- Safe Gluten-Free Food List (Safe Ingredients)
- Unsafe Gluten-Free Food List (Unsafe Ingredients)
- Gluten-Free Alcoholic Beverages
- Celiac Disease Symptoms
- The Gluten-Free Diet 101 - A Beginner's Guide to Going Gluten-Free
- Interpretation of Celiac Disease Blood Test Results
- Is Buckwheat Flour Really Gluten-Free?
Celiac Diagnosis Without Biopsy Can Be Useful in Some Cases
Jefferson Adams is a freelance writer living in San Francisco. His poems, essays and photographs have appeared in Antioch Review, Blue Mesa Review, CALIBAN, Hayden's Ferry Review, Huffington Post, the Mississippi Review, and Slate among others.
He is a member of both the National Writers Union, the International Federation of Journalists, and covers San Francisco Health News for Examiner.com.View all articles by Jefferson Adams
How useful is celiac disease without biopsy? Photo: CC--Military Health

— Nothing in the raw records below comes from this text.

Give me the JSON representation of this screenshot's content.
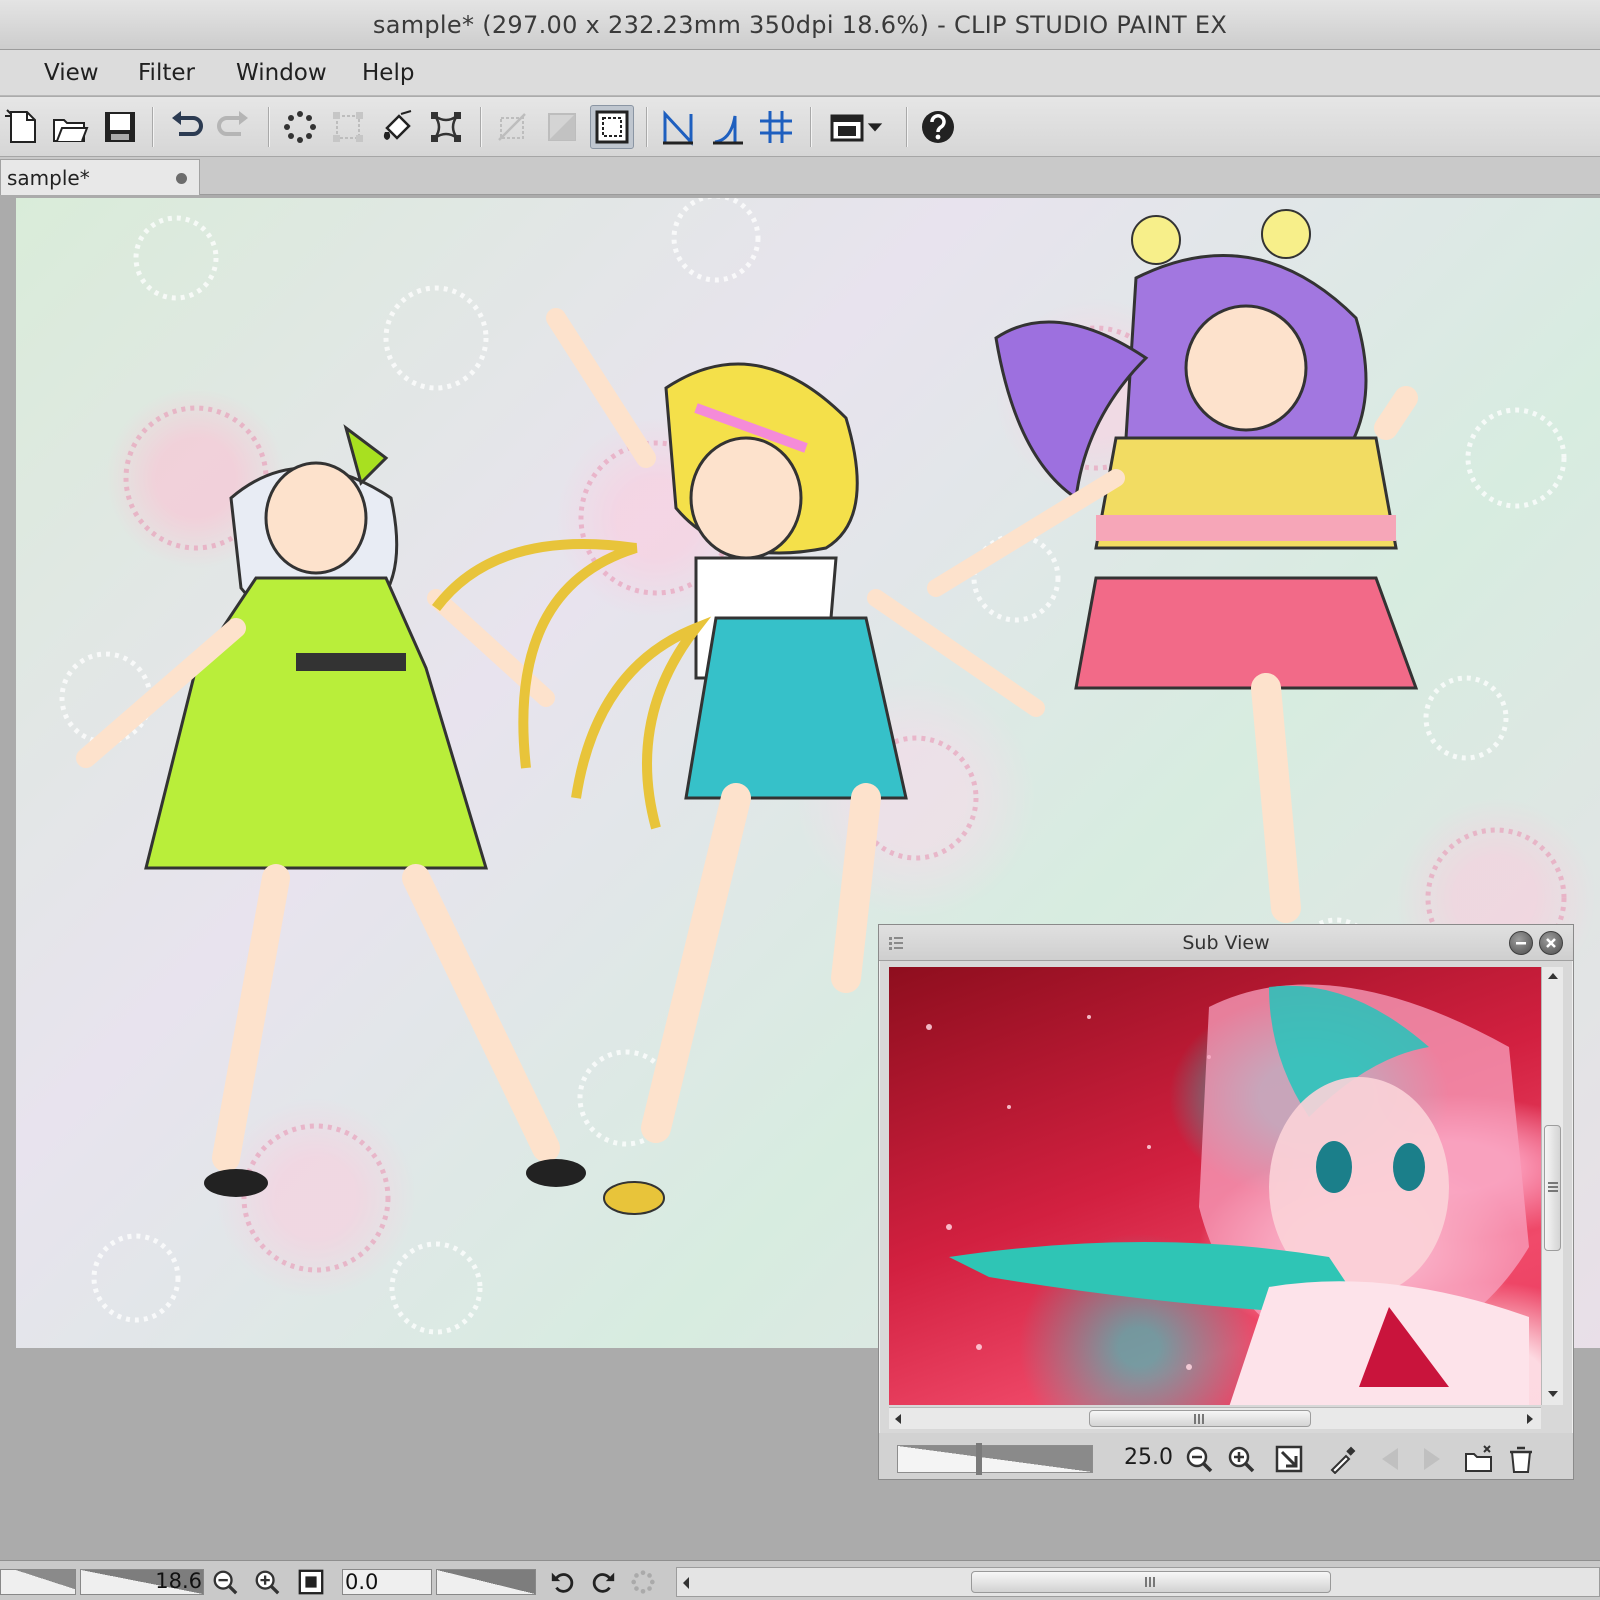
{
  "window": {
    "title": "sample* (297.00 x 232.23mm 350dpi 18.6%)  - CLIP STUDIO PAINT EX"
  },
  "menu": {
    "items": [
      "View",
      "Filter",
      "Window",
      "Help"
    ]
  },
  "toolbar": {
    "icons": [
      "new-file-icon",
      "open-folder-icon",
      "save-icon",
      "undo-icon",
      "redo-icon",
      "selection-launcher-icon",
      "transform-icon",
      "fill-icon",
      "mesh-transform-icon",
      "crop-icon",
      "clear-outside-icon",
      "show-selection-area-icon",
      "ruler-snap-icon",
      "special-ruler-snap-icon",
      "grid-snap-icon",
      "screen-mode-icon",
      "help-icon"
    ],
    "active_icon": "show-selection-area-icon"
  },
  "tabs": {
    "document": "sample*"
  },
  "canvas": {
    "description_colors": [
      "#d9ecd9",
      "#e8e3ee"
    ]
  },
  "subview": {
    "title": "Sub View",
    "zoom": "25.0",
    "tools": [
      "zoom-out-icon",
      "zoom-in-icon",
      "fit-icon",
      "eyedropper-icon",
      "previous-image-icon",
      "next-image-icon",
      "import-image-icon",
      "clear-image-icon"
    ]
  },
  "statusbar": {
    "zoom": "18.6",
    "rotation": "0.0"
  }
}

Celiac.com 05/19/2016 - Using a prospective cohort study, a team of researchers recently set out to assess the outcomes of the latest celiac diagnosis guidelines from the European Society of Paediatric Gastroenterology, Hepatology and Nutrition (ESPGHAN) and British Society of Paediatric Gastroenterology, Hepatology and Nutrition (BSPGHAN).
The research team included Elisa Benelli, Valentina Carrato, Stefano Martelossi, Luca Ronfani, Tarcisio Not, and Alessandro Ventura. They are variously affiliated with the Department of Medical, Surgical and Health Sciences, University of Trieste in Trieste, Italy, and the Institute for Maternal and Child Health IRCCS 'Burlo Garofolo' in Trieste, Italy. The study was conducted at the Institute for Maternal and Child Health IRCCS Burlo Garofolo in Trieste, Italy.
For the study, the team prospectively enrolled children diagnosed with celiac disease without a duodenal biopsy (group 1), following the last ESPGHAN and BSPGHAN guidelines, and children diagnosed with a duodenal biopsy, matched for sex, age and year of diagnosis (group 2). All of this was done over a 3-year period. The team made sure all patients were on a gluten-free diet (gluten-free diet) and then followed them for clinical conditions and laboratory testing at 6 months every year since diagnosis. The average follow up period was just under two years.
Their analysis looked at resolution of symptoms, body mass index, levels of hemoglobin and anti-transglutaminase IgA, adherence to a gluten-free diet, quality of life, and supplementary post-diagnosis medical consultations. Out of 468 patients, the team found 51 patients (11%) who were diagnosed without a duodenal biopsy (group 1; median age 2.1 years), and matched those patients to 92 patients diagnosed with a biopsy (group 2; median age 2.4 years).
At the end of follow-up the two groups showed statistically comparable clinical and nutritional status, anti-transglutaminase IgA antibody levels, quality of life, adherence to a gluten-free diet, and number of supplementary medical consultations.
This study indicates that celiac disease can be reliably diagnosed without a duodenal biopsy in approximately 11% of cases.
At least during a medium-term follow-up, this approach has no negative consequences relating to clinical remission, adherence to diet, and quality of life of children with celiac disease.
Celiac.com welcomes your comments below (registration is NOT required).